Groupe d’études et de recherche en analyse des décisions

Control of inhomogeneous dynamic ensembles

Jr-Shin Li Washington University in St. Louis, États-Unis

Jr-Shin Li

Présentation sur YouTube

Natural and engineered systems that consist of populations of isolated or interacting dynamical components exhibit levels of complexity that are beyond human comprehension. These complex systems often require an appropriate excitation, an optimal hierarchical organization, or a periodic dynamical structure, such as synchrony, to function as desired or operate optimally. In many application domains, e.g., neurostimulation in brain medicine and nuclear magnetic resonance spectroscopy and imaging in quantum control, control and observation can only be implemented at the population level, through broadcasting a single input signal to all the systems in the population and through collecting aggregated system-level measurements of the population, respectively. These limitations give rise to challenging problems and new control paradigms involving underactuated manipulation of dynamic ensembles. This talk will address theoretical and computational challenges for manipulation and targeted coordination of ensemble systems arising in diverse areas at different scales. Both model-based and data-driven methods for learning, computation, and control of collective behavior and dynamic patterns in ensemble systems will be presented. Practical control designs, including synchronization waveforms for pattern formation in complex networks and optimal pulses in quantum control, will be illustrated along with their experimental realizations.

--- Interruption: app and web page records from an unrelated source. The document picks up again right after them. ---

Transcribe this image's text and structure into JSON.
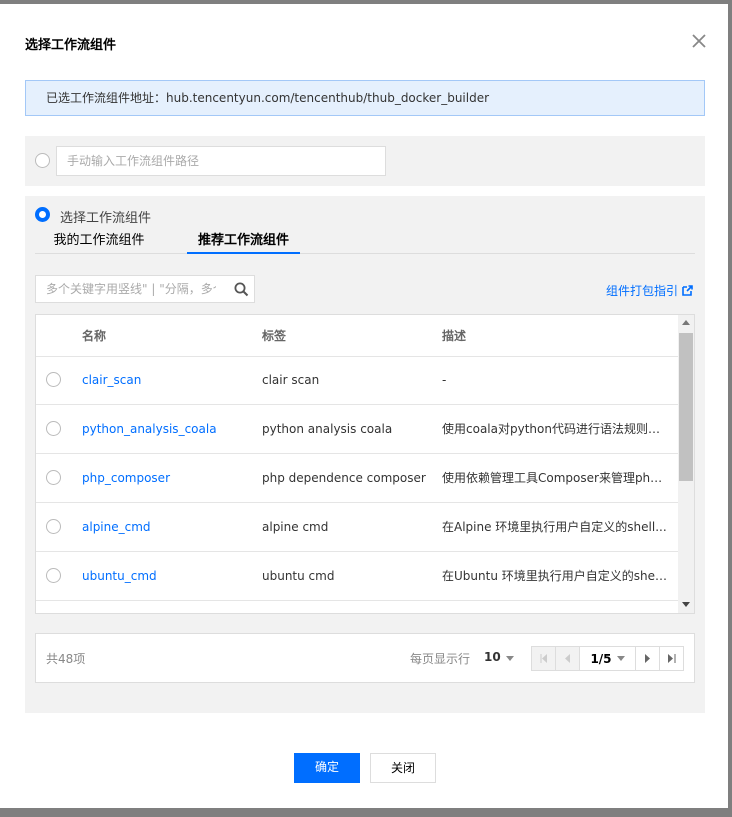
{
  "dialog": {
    "title": "选择工作流组件",
    "notice": "已选工作流组件地址：hub.tencentyun.com/tencenthub/thub_docker_builder"
  },
  "manual": {
    "placeholder": "手动输入工作流组件路径"
  },
  "select": {
    "label": "选择工作流组件",
    "tabs": [
      {
        "label": "我的工作流组件"
      },
      {
        "label": "推荐工作流组件"
      }
    ],
    "search_placeholder": "多个关键字用竖线\" | \"分隔，多个过滤标签用回车键分隔",
    "guide_link": "组件打包指引"
  },
  "table": {
    "headers": [
      "名称",
      "标签",
      "描述"
    ],
    "rows": [
      {
        "name": "clair_scan",
        "tag": "clair scan",
        "desc": "-"
      },
      {
        "name": "python_analysis_coala",
        "tag": "python analysis coala",
        "desc": "使用coala对python代码进行语法规则和..."
      },
      {
        "name": "php_composer",
        "tag": "php dependence composer",
        "desc": "使用依赖管理工具Composer来管理php..."
      },
      {
        "name": "alpine_cmd",
        "tag": "alpine cmd",
        "desc": "在Alpine 环境里执行用户自定义的shell..."
      },
      {
        "name": "ubuntu_cmd",
        "tag": "ubuntu cmd",
        "desc": "在Ubuntu 环境里执行用户自定义的shell..."
      }
    ]
  },
  "pagination": {
    "total": "共48项",
    "per_page_label": "每页显示行",
    "per_page": "10",
    "page": "1/5"
  },
  "footer": {
    "confirm": "确定",
    "close": "关闭"
  },
  "colors": {
    "accent": "#006eff",
    "notice_bg": "#e5f0fd",
    "section_bg": "#f2f2f2"
  }
}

Biography: Dr. Jr-Shin Li is Professor of Systems Science and Mathematics in the Department of Electrical and Systems Engineering at Washington University in St. Louis, where he also holds a joint appointment in the Division of Biology & Biomedical Sciences (DBBS) since he joined Washington University in 2006. Dr. Li received his B.S. and M.S. from National Taiwan University, and a Ph.D. in Applied Mathematics from Harvard University in 2006. His research interests lie in the areas of systems, computational, and data sciences, and their applications to biology, neuroscience, quantum physics, brain medicine, and public health. He is a recipient of the NSF Career Award in 2008 and the AFOSR Young Investigator Award in 2010. He is currently Associate Editor of the SIAM Journal on Control and Optimization (SICON) and the IEEE Transactions on Control Systems Technology (TCST).